Human-designed systems have deep consequences. They provide the context from which opportunities, successes, and failures emerge. When applied thoughtfully, we observe success such as we’ve seen in the private technology sector at companies like Google. When applied superficially, we observe failure such as the October 2013 Healthcare.gov rollout, whereby traditional government contracting vehicles and development models failed to produce a viable web application, one that happened to be central to a piece of landmark domestic legislation.
Given enough freedom, will, or desperation, human-designed systems can (and will) be altered or even replaced. The United States of America itself was founded on this principle. Open source software development and distribution models have produced technical and economic innovations never dreamt of in the proprietary realm. Agile and DevOps methodologies have further fueled the success of these models. And a willingness to break from the existing system to embrace private sector practices and talent led to the successful recovery of the Healthcare.gov website starting in November 2013.

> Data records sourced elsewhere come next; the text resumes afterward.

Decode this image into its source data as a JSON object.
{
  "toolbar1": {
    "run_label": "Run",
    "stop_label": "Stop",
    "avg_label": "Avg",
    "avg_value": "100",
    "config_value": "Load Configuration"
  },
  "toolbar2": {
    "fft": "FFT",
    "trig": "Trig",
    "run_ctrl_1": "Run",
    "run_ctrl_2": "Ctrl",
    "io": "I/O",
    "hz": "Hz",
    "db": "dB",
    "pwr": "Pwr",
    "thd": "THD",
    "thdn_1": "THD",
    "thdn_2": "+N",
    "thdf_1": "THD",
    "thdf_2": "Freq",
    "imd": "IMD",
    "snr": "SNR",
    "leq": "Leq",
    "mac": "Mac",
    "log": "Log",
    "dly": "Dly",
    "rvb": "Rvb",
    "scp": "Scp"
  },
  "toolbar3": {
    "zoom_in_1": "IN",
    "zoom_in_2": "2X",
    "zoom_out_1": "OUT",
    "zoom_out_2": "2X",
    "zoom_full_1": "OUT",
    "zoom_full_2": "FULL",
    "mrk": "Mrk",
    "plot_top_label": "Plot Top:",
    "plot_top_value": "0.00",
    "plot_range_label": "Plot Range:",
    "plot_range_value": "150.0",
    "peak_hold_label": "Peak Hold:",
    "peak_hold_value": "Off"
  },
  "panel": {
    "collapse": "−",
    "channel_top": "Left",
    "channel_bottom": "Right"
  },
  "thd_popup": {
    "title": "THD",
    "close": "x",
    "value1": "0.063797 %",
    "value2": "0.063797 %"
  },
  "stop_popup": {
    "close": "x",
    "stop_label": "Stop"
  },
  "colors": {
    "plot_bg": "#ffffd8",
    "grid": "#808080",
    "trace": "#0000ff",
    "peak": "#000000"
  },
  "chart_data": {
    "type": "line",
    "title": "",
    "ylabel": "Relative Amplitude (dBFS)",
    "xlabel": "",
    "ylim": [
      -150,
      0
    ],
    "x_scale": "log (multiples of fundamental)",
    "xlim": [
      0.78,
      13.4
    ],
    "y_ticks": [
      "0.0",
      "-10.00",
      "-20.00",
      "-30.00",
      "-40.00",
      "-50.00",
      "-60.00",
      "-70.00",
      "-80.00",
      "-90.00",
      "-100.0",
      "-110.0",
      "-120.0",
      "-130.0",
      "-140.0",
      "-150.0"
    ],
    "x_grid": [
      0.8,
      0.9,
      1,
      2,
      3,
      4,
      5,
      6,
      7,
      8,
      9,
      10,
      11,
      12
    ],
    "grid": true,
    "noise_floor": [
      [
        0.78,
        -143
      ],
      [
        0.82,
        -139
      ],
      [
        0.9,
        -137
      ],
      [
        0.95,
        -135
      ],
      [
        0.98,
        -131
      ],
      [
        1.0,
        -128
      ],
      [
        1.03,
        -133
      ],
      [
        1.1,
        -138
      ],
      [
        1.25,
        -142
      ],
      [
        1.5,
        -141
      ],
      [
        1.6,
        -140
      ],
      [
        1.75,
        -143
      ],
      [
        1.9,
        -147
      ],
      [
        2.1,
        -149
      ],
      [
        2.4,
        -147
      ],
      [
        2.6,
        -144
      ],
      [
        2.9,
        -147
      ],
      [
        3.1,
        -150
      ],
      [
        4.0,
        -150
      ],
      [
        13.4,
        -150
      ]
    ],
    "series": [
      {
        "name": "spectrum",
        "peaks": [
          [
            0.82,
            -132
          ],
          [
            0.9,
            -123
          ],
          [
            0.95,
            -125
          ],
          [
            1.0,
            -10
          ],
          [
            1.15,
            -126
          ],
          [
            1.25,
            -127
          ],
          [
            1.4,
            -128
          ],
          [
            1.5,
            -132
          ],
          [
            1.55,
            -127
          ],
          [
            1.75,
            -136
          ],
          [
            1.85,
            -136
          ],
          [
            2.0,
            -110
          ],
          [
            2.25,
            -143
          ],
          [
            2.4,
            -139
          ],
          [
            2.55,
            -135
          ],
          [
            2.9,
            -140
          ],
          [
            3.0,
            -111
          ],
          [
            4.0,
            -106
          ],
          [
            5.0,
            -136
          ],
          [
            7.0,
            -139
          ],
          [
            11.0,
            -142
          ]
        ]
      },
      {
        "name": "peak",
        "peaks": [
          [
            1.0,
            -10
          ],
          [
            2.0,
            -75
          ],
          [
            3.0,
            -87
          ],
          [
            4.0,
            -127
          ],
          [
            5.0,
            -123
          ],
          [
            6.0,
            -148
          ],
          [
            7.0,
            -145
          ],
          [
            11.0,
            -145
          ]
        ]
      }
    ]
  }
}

In this talk, we will see how a band of upstarts within Google followed the grain of its culture to drive adoption of automated testing throughout the company. We will see how the basic forces of human nature working against this effort map to the same forces evident in government organizations. Finally, we will revisit a core principle and lesson from United States history: how service to the people, rather than to the organization, provides the foundation for sustained innovation and success. These insights may help us develop better strategies and tactics to spread Agile and DevOps practices as a means to improve the operations and services of the U.S. government.